Exercise data below:
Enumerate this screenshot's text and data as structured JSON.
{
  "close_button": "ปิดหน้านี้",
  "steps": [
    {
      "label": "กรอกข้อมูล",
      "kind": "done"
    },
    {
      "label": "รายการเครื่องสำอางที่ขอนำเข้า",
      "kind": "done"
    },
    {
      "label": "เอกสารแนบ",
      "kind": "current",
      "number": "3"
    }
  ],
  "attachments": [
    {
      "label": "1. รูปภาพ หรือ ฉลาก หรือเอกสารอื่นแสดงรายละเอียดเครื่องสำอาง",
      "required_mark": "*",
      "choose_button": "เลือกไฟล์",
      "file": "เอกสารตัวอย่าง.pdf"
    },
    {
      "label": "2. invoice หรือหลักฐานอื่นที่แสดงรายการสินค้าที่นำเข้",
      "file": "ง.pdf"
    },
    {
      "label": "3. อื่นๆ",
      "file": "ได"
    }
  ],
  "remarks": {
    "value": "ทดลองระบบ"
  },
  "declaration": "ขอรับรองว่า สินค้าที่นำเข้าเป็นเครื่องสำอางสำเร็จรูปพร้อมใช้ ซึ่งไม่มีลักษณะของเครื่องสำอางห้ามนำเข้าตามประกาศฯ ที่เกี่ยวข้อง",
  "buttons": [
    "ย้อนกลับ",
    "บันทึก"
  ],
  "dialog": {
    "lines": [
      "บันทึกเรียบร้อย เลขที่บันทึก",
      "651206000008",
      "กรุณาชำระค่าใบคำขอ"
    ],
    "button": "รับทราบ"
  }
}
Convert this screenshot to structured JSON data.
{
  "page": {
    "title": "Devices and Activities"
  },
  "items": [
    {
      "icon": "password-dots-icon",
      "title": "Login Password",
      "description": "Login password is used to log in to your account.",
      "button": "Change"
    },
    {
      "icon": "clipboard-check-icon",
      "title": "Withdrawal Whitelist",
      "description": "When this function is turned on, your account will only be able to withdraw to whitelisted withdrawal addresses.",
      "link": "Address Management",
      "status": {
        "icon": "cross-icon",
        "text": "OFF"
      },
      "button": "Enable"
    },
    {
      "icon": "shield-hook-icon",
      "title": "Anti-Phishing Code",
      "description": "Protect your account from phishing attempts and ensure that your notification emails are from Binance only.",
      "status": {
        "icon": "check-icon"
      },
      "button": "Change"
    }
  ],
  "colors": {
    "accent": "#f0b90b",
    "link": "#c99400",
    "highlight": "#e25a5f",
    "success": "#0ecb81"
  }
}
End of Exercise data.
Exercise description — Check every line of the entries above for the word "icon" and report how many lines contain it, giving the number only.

Answer to the problem — 5